YOUR TASK: Could you copy out all the lines in the material below where the word "this" occurs?

MATERIAL TO PROCESS:
+-------+
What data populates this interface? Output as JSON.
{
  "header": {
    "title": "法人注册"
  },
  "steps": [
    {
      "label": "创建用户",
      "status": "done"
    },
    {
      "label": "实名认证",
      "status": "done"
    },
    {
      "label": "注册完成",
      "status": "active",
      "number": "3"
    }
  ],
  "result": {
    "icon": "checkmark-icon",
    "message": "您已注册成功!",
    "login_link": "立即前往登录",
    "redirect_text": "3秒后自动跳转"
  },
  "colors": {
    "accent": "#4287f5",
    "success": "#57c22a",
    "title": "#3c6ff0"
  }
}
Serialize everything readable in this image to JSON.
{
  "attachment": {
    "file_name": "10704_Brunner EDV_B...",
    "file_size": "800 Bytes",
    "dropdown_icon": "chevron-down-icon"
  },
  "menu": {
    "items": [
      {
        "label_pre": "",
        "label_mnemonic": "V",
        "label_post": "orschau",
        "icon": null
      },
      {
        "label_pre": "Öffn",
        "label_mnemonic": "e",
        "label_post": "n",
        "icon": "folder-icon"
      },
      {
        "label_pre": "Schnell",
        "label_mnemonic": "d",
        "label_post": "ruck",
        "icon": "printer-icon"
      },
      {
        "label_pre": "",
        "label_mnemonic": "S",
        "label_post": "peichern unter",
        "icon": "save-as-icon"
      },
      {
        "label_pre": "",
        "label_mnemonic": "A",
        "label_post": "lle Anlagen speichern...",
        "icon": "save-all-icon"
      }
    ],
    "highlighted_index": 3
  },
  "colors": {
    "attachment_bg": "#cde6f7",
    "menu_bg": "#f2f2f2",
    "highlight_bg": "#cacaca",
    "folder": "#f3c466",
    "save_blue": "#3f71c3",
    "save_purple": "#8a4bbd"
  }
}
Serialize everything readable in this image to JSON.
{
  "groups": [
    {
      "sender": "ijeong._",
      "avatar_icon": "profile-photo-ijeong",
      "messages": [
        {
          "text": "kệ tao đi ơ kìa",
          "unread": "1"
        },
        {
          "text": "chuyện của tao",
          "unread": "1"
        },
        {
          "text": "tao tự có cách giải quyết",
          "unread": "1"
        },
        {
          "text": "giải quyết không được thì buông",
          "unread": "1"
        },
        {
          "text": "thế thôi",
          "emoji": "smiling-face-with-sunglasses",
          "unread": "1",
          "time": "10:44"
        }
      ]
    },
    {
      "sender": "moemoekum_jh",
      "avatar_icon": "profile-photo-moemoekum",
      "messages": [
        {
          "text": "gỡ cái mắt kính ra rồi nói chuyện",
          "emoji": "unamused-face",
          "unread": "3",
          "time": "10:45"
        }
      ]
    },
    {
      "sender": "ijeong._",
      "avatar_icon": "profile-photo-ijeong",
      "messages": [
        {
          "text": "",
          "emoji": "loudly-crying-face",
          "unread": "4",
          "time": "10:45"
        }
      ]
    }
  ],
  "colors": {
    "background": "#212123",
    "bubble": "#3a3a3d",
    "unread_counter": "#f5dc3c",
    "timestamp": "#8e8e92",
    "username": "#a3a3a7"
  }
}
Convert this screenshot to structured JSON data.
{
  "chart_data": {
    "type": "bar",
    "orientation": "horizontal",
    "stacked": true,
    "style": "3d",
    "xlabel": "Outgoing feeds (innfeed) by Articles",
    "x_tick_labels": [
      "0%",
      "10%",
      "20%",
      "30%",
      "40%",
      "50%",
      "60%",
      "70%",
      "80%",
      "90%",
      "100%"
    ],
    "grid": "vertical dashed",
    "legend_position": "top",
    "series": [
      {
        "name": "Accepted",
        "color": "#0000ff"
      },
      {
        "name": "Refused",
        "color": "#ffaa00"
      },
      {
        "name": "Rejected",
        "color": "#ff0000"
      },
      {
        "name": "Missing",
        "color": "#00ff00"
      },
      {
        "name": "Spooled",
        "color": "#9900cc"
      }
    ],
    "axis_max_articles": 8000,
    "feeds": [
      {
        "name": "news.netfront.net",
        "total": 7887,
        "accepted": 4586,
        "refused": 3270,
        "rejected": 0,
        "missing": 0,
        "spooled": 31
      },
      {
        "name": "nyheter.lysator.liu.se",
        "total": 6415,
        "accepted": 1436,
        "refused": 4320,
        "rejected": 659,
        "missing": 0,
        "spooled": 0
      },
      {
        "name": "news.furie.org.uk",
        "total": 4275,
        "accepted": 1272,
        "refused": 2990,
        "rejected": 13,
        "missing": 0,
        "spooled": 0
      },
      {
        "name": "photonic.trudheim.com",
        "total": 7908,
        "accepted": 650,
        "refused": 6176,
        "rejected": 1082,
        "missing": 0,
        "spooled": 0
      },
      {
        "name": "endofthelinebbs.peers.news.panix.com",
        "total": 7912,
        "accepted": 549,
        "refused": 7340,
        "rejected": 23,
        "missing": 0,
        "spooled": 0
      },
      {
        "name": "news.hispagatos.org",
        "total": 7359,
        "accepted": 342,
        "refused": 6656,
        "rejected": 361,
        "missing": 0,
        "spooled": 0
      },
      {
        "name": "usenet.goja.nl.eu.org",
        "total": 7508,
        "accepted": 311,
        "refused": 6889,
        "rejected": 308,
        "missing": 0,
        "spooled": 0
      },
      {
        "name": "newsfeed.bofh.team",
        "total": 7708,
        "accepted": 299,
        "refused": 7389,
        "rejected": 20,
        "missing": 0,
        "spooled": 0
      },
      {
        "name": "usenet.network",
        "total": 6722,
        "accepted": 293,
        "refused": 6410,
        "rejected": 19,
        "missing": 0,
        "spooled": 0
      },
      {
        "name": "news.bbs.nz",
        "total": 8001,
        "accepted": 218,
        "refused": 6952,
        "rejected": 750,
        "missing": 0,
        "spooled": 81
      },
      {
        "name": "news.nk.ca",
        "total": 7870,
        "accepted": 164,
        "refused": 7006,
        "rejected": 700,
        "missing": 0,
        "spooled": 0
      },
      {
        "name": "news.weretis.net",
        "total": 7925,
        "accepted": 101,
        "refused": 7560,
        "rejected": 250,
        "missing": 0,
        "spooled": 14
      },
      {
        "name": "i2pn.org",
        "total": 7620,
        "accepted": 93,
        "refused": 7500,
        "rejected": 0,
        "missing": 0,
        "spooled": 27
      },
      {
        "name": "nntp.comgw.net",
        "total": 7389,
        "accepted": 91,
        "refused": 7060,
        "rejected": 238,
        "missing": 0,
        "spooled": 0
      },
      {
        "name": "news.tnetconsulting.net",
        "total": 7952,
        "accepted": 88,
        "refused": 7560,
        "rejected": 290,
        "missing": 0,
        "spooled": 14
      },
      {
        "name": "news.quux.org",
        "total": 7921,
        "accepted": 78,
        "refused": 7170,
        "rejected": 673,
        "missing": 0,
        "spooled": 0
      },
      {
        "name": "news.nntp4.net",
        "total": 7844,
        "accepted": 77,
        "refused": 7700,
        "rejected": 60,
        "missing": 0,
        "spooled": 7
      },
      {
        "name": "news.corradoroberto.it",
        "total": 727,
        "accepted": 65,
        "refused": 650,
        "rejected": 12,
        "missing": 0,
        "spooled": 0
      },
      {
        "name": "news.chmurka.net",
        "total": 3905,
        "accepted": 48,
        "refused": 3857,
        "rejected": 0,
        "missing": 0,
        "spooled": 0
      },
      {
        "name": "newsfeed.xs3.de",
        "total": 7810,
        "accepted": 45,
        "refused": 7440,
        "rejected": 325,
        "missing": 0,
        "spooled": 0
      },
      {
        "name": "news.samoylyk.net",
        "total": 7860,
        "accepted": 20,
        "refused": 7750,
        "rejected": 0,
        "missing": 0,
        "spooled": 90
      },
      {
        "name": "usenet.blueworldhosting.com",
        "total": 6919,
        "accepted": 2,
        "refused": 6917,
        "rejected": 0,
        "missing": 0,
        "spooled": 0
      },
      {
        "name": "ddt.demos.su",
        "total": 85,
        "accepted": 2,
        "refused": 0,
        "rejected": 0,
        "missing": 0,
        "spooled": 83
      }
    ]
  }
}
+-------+
WRITTEN RESPONSE:
What data populates this interface? Output as JSON.
Serialize everything readable in this image to JSON.
Serialize everything readable in this image to JSON.
Convert this screenshot to structured JSON data.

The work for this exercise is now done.